Wednesday, October 22, 2008
Prove The Experts Wrong...Watch the World Series.
An article in the Hollywood Reporter, (no we don't read that, we found it on the Reuters News Wire) stated:
...With Sunday night's seventh game of the American League Championship Series drawing record ratings for TBS, Fox Sports is hoping that some of that magic rubs off on the baseball World Series.
The match up between the Philadelphia Phillies and Tampa Bay Rays, however exciting in terms of baseball purism, isn't likely to set the TV ratings world afire. In fact, some fear it could be the lowest-rated World Series ever.
"You could hear the groans coming up because it isn't the Red Sox-Dodgers," said Aaron Cohen, chief media negotiator at New York-based ad buyer Horizon Media.
It's really frustrating when reporters with little or no knowledge of the game of baseball make statements like this. The title of the article read " World Series Baseball Set to Strike Out in Ratings" If anything, this World Series could be the most watched not only by baseball purists, but by the very same fan that has been making ESPN's coverage of the College World Series a ratings hit.
The key is a good showing by Tampa Bay. If they continue to defy their supposed pro inexperience and treat this World Series contest like a collegiate conference show-down, a WWBA national championship or some other youth event that is still fresh in their minds...they will fare very well.
The younger players of today's MLB are used to the big stage...throughout all stages of their lives, due to the recent influx of showcases, College Development Programs, national youth tournaments and so on that were not as prevalent with any of the older players in the league. As a result of this connection, we predict that the youth of the Rays will resonate with youthful fans.
Many of today's young baseball players that are playing on College Development Programs, travel teams or rec ball have a lot in common with the twenty something Rays team. It wasn't that long ago for many of these young professionals when they were playing in complexes like East Cobb, GA, Peoria, AZ, Cary, NC, or Orlando, FL themselves. Many were on top rated youth teams that made them the seasoned ball players they are today.
Many of today's families with young aspiring baseball players will be rooting for these Rays. College campuses like Long Beach State, Fresno State, Vanderbilt, Texas, Dallas Baptist, Auburn, Oklahoma and Southern Mississippi, to name a few will be rooting for their former stars too.
Today's College Web Sites are run very well by savvy Public Relations types that know how to latch onto a highlight, such as a former player that is in a high profile event like the World Series. Don't believe us? Click on the following links to the Vanderbilt, Fresno State, Long Beach State web sites and see for yourself. This is exciting news for these college programs, their students, alumni and local fans. And, the more NCAA baseball schools start to make those connections to top stars, the better it will be for the game of baseball to continue its string of ratings and attendance increases.

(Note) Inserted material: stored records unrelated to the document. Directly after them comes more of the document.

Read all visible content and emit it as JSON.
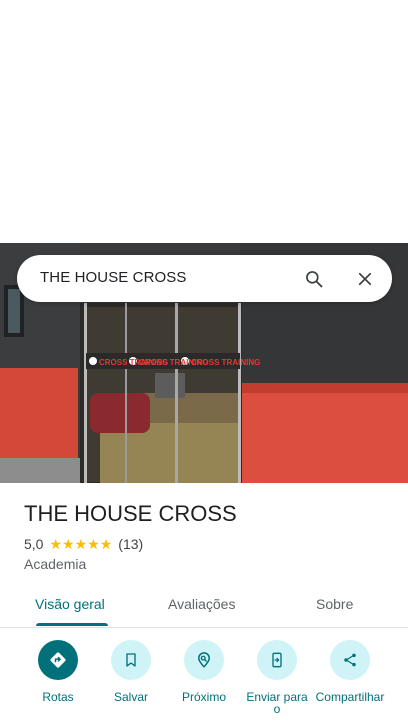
{
  "search": {
    "query": "THE HOUSE CROSS",
    "search_icon": "search-icon",
    "close_icon": "close-icon"
  },
  "hero": {
    "sign_texts": [
      "CROSS TRAINING",
      "CROSS TRAINING",
      "CROSS TRAINING"
    ]
  },
  "place": {
    "name": "THE HOUSE CROSS",
    "rating": "5,0",
    "stars": 5,
    "review_count": "(13)",
    "category": "Academia"
  },
  "tabs": [
    {
      "label": "Visão geral",
      "active": true
    },
    {
      "label": "Avaliações",
      "active": false
    },
    {
      "label": "Sobre",
      "active": false
    }
  ],
  "actions": [
    {
      "label": "Rotas",
      "icon": "directions-icon"
    },
    {
      "label": "Salvar",
      "icon": "bookmark-icon"
    },
    {
      "label": "Próximo",
      "icon": "nearby-icon"
    },
    {
      "label": "Enviar para o",
      "icon": "send-to-phone-icon"
    },
    {
      "label": "Compartilhar",
      "icon": "share-icon"
    }
  ],
  "colors": {
    "accent": "#00717a",
    "accent_light": "#cff3f7",
    "star": "#fbbc04"
  }
}
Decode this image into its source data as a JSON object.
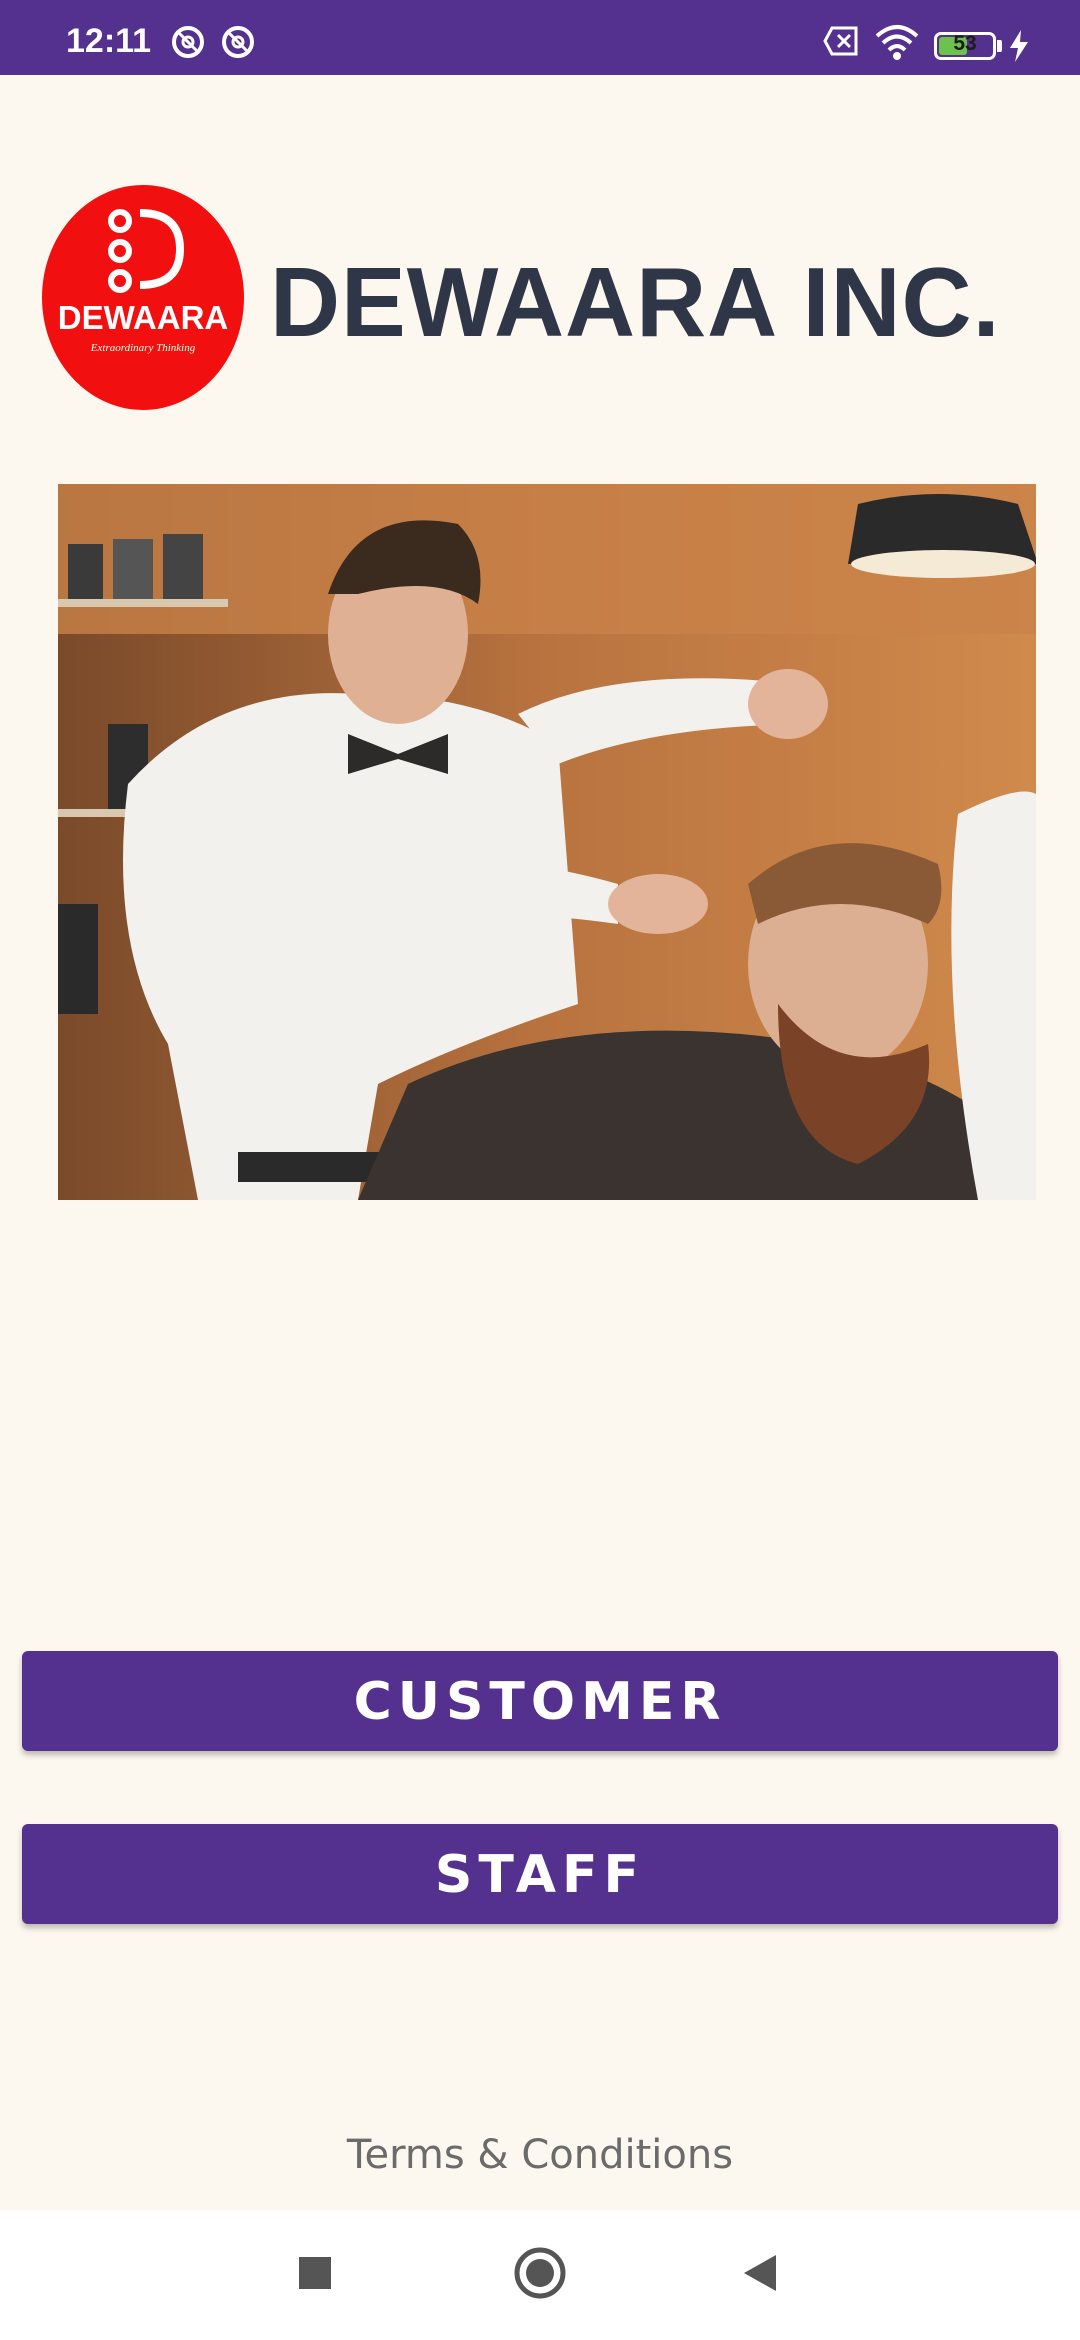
{
  "status_bar": {
    "time": "12:11",
    "battery_level": "53",
    "battery_fraction": 0.53,
    "icons": [
      "do-not-disturb-icon",
      "do-not-disturb-icon",
      "sim-off-icon",
      "wifi-icon",
      "battery-icon",
      "charging-icon"
    ]
  },
  "logo": {
    "mark_text": "DEWAARA",
    "tagline": "Extraordinary Thinking",
    "brand_name": "DEWAARA INC.",
    "circle_color": "#f20f0f"
  },
  "hero": {
    "description_icon": "barber-shop-photo"
  },
  "buttons": {
    "customer_label": "CUSTOMER",
    "staff_label": "STAFF"
  },
  "footer": {
    "terms_label": "Terms & Conditions"
  },
  "colors": {
    "primary": "#54308f",
    "background": "#fdf8ef",
    "brand_text": "#2e3648"
  }
}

Of course, the Phillies also have their share of youth. It wasn't that long ago that Pat Burrell was knocking homers over the elevated highway exit ramp in deep, deep left field at PAL Stadium in San Jose for his Bellarmine High School team. A few years later he was setting records for the Miami Hurricanes. Eric Bruntlett will try to take his 3 College World Series appearances while at Stanford and channel that into a successful Series later this week and Chase Utley was THE MAN at UCLA, just as he is with the Phillies.
Yes, we think the experts are dead wrong on this one. This could be the most watched Series, just as the Phillies and a young Royals match-up was the most watched at that time back in 1980. That Royals team was led by a youthful George Brett, Willie Wilson, Hal McRae and Frank White. Small market KC was supposed to be a ratings disaster yet the networks wonks underestimated how significant Brett's assault on .400 had been durng the regular season. Plus, the Royals were built on team speed and that had fascinated fans too.
Philadelphia itself had star power of it's own with Pete Rose, Mike Schmidt, Bake McBride, Manny Trillo, Steve Carlton and WS hero Tug McGraw. There are a lot of similarities between that 1980 Series and this years contest. We know that baseball purists will love the Rays/Phillies contest...but our bet is that the rest of the world will tune in as well.